Task to complete:
Without omitting anything, copy every entry word for word.
*** Dataset entries ***
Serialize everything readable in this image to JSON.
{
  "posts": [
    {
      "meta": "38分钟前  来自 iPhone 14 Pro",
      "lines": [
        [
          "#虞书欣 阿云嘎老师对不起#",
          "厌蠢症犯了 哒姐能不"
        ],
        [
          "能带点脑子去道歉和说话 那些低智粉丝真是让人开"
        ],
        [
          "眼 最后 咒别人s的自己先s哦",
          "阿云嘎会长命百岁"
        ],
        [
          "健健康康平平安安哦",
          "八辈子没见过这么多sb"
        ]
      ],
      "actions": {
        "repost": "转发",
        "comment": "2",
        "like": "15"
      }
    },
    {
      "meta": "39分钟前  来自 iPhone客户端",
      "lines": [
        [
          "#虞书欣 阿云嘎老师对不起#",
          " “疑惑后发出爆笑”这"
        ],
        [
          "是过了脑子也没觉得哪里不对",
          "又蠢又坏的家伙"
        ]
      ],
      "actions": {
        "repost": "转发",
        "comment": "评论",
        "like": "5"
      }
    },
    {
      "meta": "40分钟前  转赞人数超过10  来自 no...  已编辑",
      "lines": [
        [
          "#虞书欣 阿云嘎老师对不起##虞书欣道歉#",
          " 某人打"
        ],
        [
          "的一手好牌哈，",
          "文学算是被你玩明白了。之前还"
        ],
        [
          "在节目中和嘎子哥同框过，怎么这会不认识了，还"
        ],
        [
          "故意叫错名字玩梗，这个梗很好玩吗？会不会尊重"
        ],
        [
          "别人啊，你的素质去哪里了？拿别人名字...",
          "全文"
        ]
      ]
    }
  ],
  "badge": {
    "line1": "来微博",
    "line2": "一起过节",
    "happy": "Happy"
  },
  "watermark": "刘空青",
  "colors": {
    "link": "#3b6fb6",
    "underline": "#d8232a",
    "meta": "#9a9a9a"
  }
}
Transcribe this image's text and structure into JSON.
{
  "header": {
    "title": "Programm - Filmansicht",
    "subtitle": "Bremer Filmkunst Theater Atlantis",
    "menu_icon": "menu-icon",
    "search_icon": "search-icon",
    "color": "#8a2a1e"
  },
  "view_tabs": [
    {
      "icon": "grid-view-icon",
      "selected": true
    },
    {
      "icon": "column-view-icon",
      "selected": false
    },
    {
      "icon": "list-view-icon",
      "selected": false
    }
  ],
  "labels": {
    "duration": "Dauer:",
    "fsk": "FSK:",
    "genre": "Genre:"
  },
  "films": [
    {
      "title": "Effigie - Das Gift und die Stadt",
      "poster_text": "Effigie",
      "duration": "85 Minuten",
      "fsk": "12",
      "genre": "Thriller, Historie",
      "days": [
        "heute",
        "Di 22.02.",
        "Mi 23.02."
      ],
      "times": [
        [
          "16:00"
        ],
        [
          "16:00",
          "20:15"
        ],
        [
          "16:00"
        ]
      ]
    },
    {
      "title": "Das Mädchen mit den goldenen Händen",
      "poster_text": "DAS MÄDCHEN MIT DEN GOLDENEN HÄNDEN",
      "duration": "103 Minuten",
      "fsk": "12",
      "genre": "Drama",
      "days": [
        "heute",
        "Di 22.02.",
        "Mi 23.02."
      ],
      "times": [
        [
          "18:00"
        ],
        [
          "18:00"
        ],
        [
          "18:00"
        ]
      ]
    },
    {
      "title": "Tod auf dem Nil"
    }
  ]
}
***
Result:
Serialize everything readable in this image to JSON.
{
  "posts": [
    {
      "meta": "38分钟前  来自 iPhone 14 Pro",
      "lines": [
        [
          "#虞书欣 阿云嘎老师对不起#",
          "厌蠢症犯了 哒姐能不"
        ],
        [
          "能带点脑子去道歉和说话 那些低智粉丝真是让人开"
        ],
        [
          "眼 最后 咒别人s的自己先s哦",
          "阿云嘎会长命百岁"
        ],
        [
          "健健康康平平安安哦",
          "八辈子没见过这么多sb"
        ]
      ],
      "actions": {
        "repost": "转发",
        "comment": "2",
        "like": "15"
      }
    },
    {
      "meta": "39分钟前  来自 iPhone客户端",
      "lines": [
        [
          "#虞书欣 阿云嘎老师对不起#",
          " “疑惑后发出爆笑”这"
        ],
        [
          "是过了脑子也没觉得哪里不对",
          "又蠢又坏的家伙"
        ]
      ],
      "actions": {
        "repost": "转发",
        "comment": "评论",
        "like": "5"
      }
    },
    {
      "meta": "40分钟前  转赞人数超过10  来自 no...  已编辑",
      "lines": [
        [
          "#虞书欣 阿云嘎老师对不起##虞书欣道歉#",
          " 某人打"
        ],
        [
          "的一手好牌哈，",
          "文学算是被你玩明白了。之前还"
        ],
        [
          "在节目中和嘎子哥同框过，怎么这会不认识了，还"
        ],
        [
          "故意叫错名字玩梗，这个梗很好玩吗？会不会尊重"
        ],
        [
          "别人啊，你的素质去哪里了？拿别人名字...",
          "全文"
        ]
      ]
    }
  ],
  "badge": {
    "line1": "来微博",
    "line2": "一起过节",
    "happy": "Happy"
  },
  "watermark": "刘空青",
  "colors": {
    "link": "#3b6fb6",
    "underline": "#d8232a",
    "meta": "#9a9a9a"
  }
}
Transcribe this image's text and structure into JSON.
{
  "header": {
    "title": "Programm - Filmansicht",
    "subtitle": "Bremer Filmkunst Theater Atlantis",
    "menu_icon": "menu-icon",
    "search_icon": "search-icon",
    "color": "#8a2a1e"
  },
  "view_tabs": [
    {
      "icon": "grid-view-icon",
      "selected": true
    },
    {
      "icon": "column-view-icon",
      "selected": false
    },
    {
      "icon": "list-view-icon",
      "selected": false
    }
  ],
  "labels": {
    "duration": "Dauer:",
    "fsk": "FSK:",
    "genre": "Genre:"
  },
  "films": [
    {
      "title": "Effigie - Das Gift und die Stadt",
      "poster_text": "Effigie",
      "duration": "85 Minuten",
      "fsk": "12",
      "genre": "Thriller, Historie",
      "days": [
        "heute",
        "Di 22.02.",
        "Mi 23.02."
      ],
      "times": [
        [
          "16:00"
        ],
        [
          "16:00",
          "20:15"
        ],
        [
          "16:00"
        ]
      ]
    },
    {
      "title": "Das Mädchen mit den goldenen Händen",
      "poster_text": "DAS MÄDCHEN MIT DEN GOLDENEN HÄNDEN",
      "duration": "103 Minuten",
      "fsk": "12",
      "genre": "Drama",
      "days": [
        "heute",
        "Di 22.02.",
        "Mi 23.02."
      ],
      "times": [
        [
          "18:00"
        ],
        [
          "18:00"
        ],
        [
          "18:00"
        ]
      ]
    },
    {
      "title": "Tod auf dem Nil"
    }
  ]
}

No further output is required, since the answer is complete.